ES: First, you walk through and you wait for something to catch your eye. Once you are drawn to something, you begin to interact with either the gallery owner or the artists, and then I would just ask many questions. That’s the beauty of both Spectrum and Red Dot – you are talking with people who are familiar with the art and are invested in it. Questions like: How long have you been painting? How long does it take you to finish a piece? What inspires you? Is this drawn from anything in your personal history? What other shows have you done? Are you represented by a gallery? All these questions help create value in the piece. A $3000 artwork requires you to create a $3000 value before someone will buy it. We are not simply going to Christies and seeing what’s the last Warhol is going for and trying to get it for a better price.

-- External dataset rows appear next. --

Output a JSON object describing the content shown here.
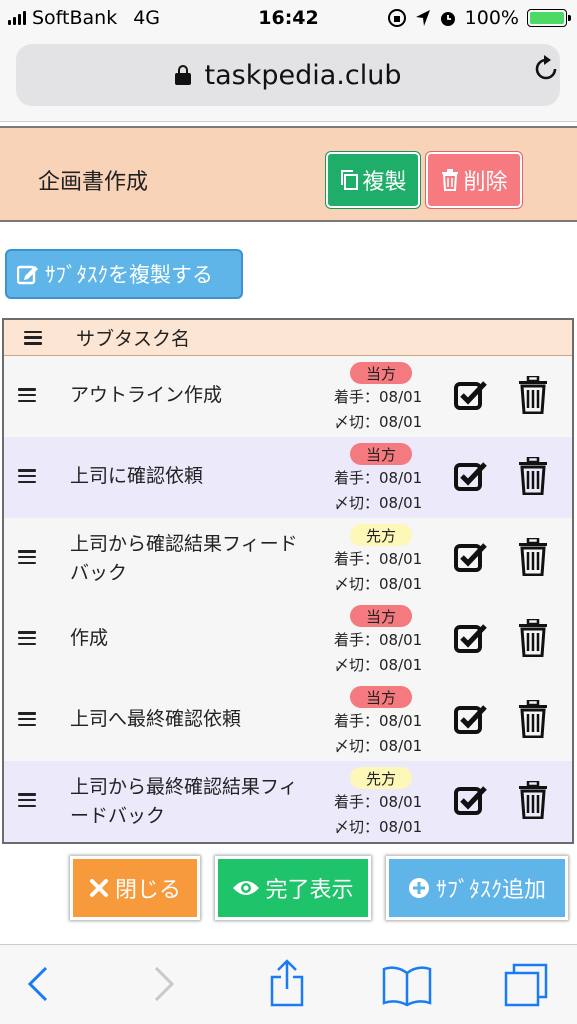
{
  "status_bar": {
    "carrier": "SoftBank",
    "network": "4G",
    "time": "16:42",
    "battery": "100%",
    "battery_level": 1.0
  },
  "browser": {
    "url": "taskpedia.club",
    "icons": [
      "lock-icon",
      "reload-icon"
    ]
  },
  "task": {
    "title": "企画書作成",
    "copy_label": "複製",
    "delete_label": "削除",
    "colors": {
      "header_bg": "#f8d3b8",
      "copy": "#1fae6a",
      "delete": "#f77a80"
    }
  },
  "duplicate_button": {
    "label": "ｻﾌﾞﾀｽｸを複製する"
  },
  "table": {
    "column_header": "サブタスク名",
    "rows": [
      {
        "name": "アウトライン作成",
        "badge": "当方",
        "badge_color": "#f47a7f",
        "start": "着手：08/01",
        "due": "〆切：08/01"
      },
      {
        "name": "上司に確認依頼",
        "badge": "当方",
        "badge_color": "#f47a7f",
        "start": "着手：08/01",
        "due": "〆切：08/01"
      },
      {
        "name": "上司から確認結果フィードバック",
        "badge": "先方",
        "badge_color": "#fdf7b8",
        "start": "着手：08/01",
        "due": "〆切：08/01"
      },
      {
        "name": "作成",
        "badge": "当方",
        "badge_color": "#f47a7f",
        "start": "着手：08/01",
        "due": "〆切：08/01"
      },
      {
        "name": "上司へ最終確認依頼",
        "badge": "当方",
        "badge_color": "#f47a7f",
        "start": "着手：08/01",
        "due": "〆切：08/01"
      },
      {
        "name": "上司から最終確認結果フィードバック",
        "badge": "先方",
        "badge_color": "#fdf7b8",
        "start": "着手：08/01",
        "due": "〆切：08/01"
      }
    ]
  },
  "footer_buttons": {
    "close": "閉じる",
    "show_done": "完了表示",
    "add_subtask": "ｻﾌﾞﾀｽｸ追加",
    "colors": {
      "close": "#f79a3c",
      "show_done": "#1fc36a",
      "add_subtask": "#5fb4e8"
    }
  },
  "toolbar": {
    "icons": [
      "back-icon",
      "forward-icon",
      "share-icon",
      "bookmarks-icon",
      "tabs-icon"
    ]
  }
}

We have some interesting art and interesting galleries coming. Here’s a good example: There’s a gallery named Gebhardt Gallery, owned by a Kris and Angela Gebhardt. They have been with us for five years. At first they took a very small space, now they have a pretty good sized space and over the past five years they have learned to use social media, engage with collectors, do home shows. For instance, last year they took two or three paintings to a few clients’ homes and sold them, because they have a truck and they can deliver this art to these condos around Miami. And they do that at night after the show, and they have been very successful. It’s rewarding to see them create a solid business.

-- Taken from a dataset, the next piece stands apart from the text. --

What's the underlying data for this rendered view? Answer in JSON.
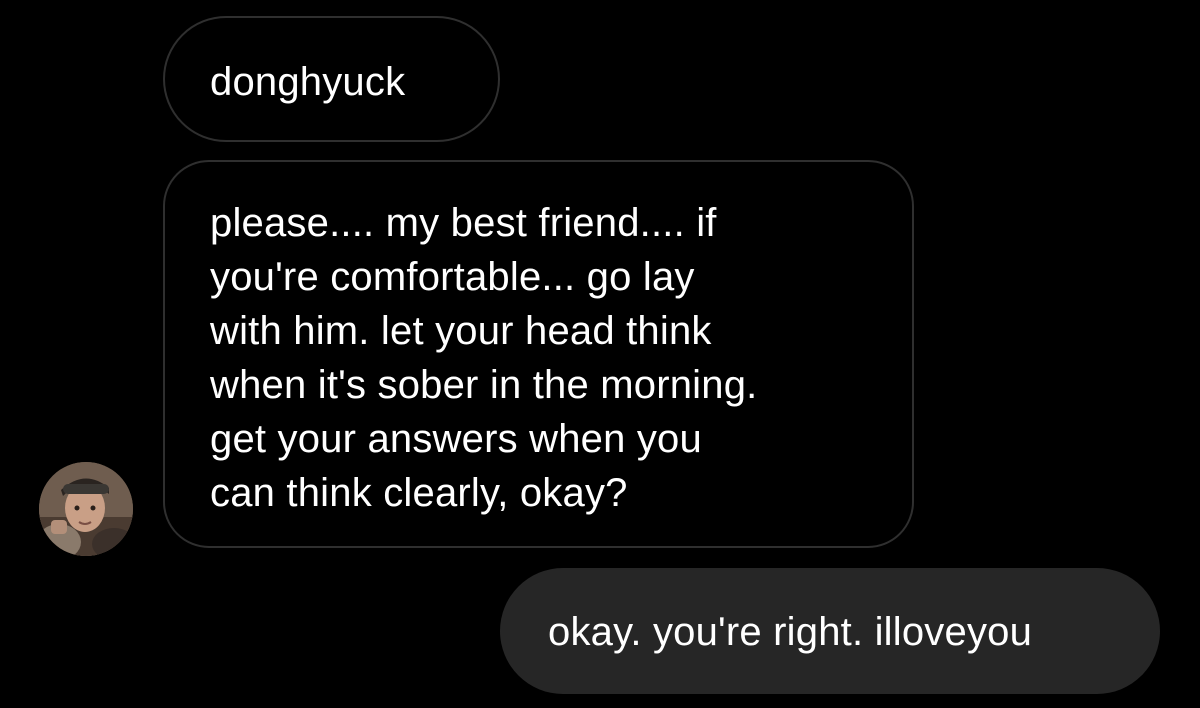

AM: Speaking of scope for development, can you tell us the rate of returning artists to Spectrum and Red Dot?
ES: In Spectrum it’s about 55%, in Red Dot 65%.

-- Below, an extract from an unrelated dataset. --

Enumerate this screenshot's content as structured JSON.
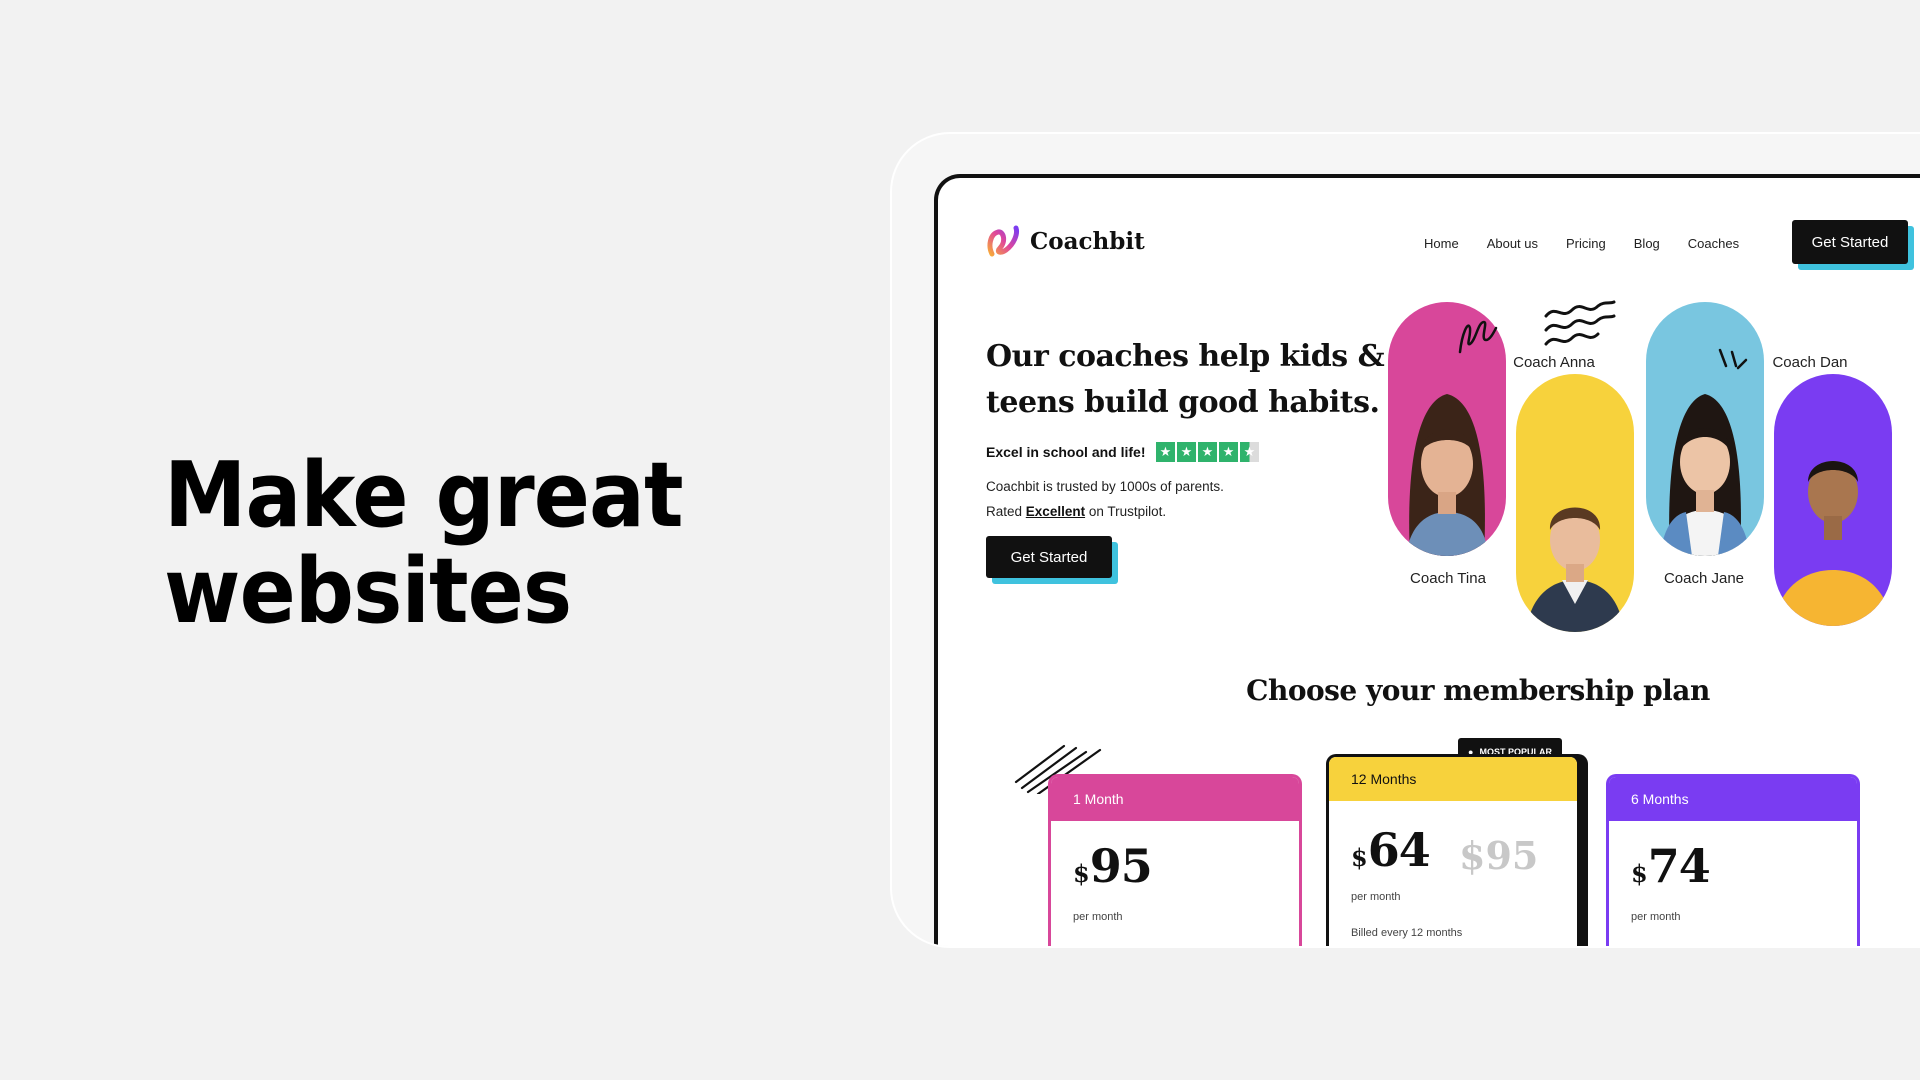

AM: It means both galleries and artists consider this a very useful avenue for exposure and sales.
ES: You need to remember that the bigger exhibitors return every year, absorbing the most space. They are professionals. While a Launchpad artist will get a chance to succeed, it takes a while to do so and it is not easy. You need to have a marketing plan and you have to hustle; it’s a business.
AM: What are your expectations from this year’s fairs?
ES: Our advanced ticket sales are already 23% better than last year. About 40% of our tickets are sold in advance. We have already sold about 9200 tickets. People are planning their art Miami week. There are about 38,000-40,000 people attending the show. If out of those people 2,500 will purchase something that would be really great. Our price points are between $3000-20000. Prices in Art Basel, for instance, are a lot higher.
AM: Can you point us to any interesting artists we should look out for?
ES: Sure, here are some examples: Ricardo Cardenas “El Juego de las Fridas” (mixed media on concrete, 72”x72”) which is art on concrete salvaged from the Mexican earthquake. Other works to look out for include James Paterson’s sculpture “Can You Envision Such a Windblown Silence (Steel Wire and Mixed media, 24”x19”x5”), Revolving Embrace, a textile sculpture by Erin Bassett, En Ling Qing’s photography (Still in Motion VII), We Are All Minature by Alexy Poutrel (photography print on metal) and Robert Peterson’s portraits.
AM: We wanted to conclude with a few personal questions. You are investing your working life in the field of art, what’ important for you in what you do?
ES: What’s important for me is being the liaison between the artist and the collector. Our job in RedWood is to continually educate collectors on how to collect, the reasons for collecting, introducing new collectors. And on the artist side, creating tools for them to use to continue their creativity: sales, opportunity, proper pricing, proper hanging, and all the tools that they need in order to be a better business person than they are. This is how I see our mission.
AM: A bridge.
ES: Yes, whether that bridge has to do with education, or events or electronic media or sales, or all of these things combined. You need these in order to be a successful artist.